COLEMAN’S CORALROOT } Hexalectris colemanii
FAMILY: Orchidaceae

DESCRIPTION: Except for its flowering stem, orchids in the genus Hexalectris are subterranean and appear above ground only to flower and reproduce. The flower of Coleman’s coralroot has a pinkish to cream stem and showy striped purple to pink petals with maroon or purple stripes.

HABITAT: Coleman’s coralroot grows in scrub oak and oak-pine-juniper habitats. It occurs in canyon bottoms and on the sides of canyons in partial to moderate shade. It has been found in areas with duff and heavy leaf litter, in sandy loam with leaf litter and in very thin humus layers. In some areas, it is found among rock outcrops or on the edges of rocky cliffs. The coralroot can only survive in association with the fungus and tree and shrub roots on which it is dependent for food.

RANGE: Coleman’s coralroot is only found in McCleary Canyon and Sawmill Canyon in the Santa Rita Mountains, and in a single population in the Dragoon Mountains.
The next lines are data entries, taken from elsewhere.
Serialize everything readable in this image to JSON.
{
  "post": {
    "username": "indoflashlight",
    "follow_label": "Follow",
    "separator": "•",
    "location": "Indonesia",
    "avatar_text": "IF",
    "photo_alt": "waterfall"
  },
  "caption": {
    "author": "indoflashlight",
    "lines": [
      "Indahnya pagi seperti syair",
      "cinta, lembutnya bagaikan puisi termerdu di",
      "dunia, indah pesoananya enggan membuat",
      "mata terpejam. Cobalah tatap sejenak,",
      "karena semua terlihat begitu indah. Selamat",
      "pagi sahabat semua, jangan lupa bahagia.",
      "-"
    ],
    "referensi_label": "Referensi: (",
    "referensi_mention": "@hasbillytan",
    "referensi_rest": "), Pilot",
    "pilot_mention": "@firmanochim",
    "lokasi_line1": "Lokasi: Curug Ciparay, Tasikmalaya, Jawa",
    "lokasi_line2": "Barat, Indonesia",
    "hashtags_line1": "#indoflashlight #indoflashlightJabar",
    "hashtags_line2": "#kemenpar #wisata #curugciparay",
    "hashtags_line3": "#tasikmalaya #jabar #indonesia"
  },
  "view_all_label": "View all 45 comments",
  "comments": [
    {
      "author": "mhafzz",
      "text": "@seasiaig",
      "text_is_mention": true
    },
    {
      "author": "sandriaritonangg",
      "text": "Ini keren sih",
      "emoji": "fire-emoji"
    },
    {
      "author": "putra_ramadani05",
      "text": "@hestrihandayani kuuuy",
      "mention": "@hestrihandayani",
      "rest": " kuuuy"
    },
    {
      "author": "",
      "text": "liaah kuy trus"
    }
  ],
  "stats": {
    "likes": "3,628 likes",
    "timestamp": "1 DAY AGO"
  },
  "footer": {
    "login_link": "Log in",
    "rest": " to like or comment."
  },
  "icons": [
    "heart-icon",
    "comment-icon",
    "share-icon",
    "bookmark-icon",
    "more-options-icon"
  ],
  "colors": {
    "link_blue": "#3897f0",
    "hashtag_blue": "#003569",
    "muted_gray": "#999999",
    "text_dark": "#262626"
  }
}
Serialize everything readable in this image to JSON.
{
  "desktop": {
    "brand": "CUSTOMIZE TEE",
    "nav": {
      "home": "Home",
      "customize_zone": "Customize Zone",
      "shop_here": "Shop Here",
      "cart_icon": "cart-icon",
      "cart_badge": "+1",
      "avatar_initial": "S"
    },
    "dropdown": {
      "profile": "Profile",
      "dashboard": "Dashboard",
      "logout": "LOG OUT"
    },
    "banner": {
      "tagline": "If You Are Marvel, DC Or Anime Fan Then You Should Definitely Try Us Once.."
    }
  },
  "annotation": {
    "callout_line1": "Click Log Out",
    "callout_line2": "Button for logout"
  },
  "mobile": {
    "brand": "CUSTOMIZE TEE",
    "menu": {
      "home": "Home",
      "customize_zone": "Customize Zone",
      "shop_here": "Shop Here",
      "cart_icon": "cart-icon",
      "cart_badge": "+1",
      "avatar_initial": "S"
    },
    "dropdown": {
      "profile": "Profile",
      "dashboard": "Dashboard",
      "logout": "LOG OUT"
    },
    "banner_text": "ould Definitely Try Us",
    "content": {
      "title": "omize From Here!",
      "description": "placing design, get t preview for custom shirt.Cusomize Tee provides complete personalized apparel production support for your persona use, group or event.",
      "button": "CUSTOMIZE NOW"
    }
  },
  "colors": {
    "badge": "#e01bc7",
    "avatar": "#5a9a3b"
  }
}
It once occurred in the Baboquivari Mountains, but that population has been extirpated.

LIFE CYCLE: This plant does not bloom or come up every year. It typically flowers in May and June, though flowering in the orchid may vary based on rainfall, temperature, nutrient availability, or a combination of these or other unknown factors. At any given site, Coleman’s coralroot can produce as many as 75 plants in one year and zero plants the following year.

THREATS: Coleman’s coralroot is threatened by mining, livestock grazing, recreation, drought and global climate change.

POPULATION TREND: Only four populations of this orchid were ever known, and one of them no longer exists. The remaining three populations combined have fewer than 200 flowers in any given year. Populations are known to decline in times of drought.
Coleman's coralroot photo by Russ McSpadden/Center for Biological Diversity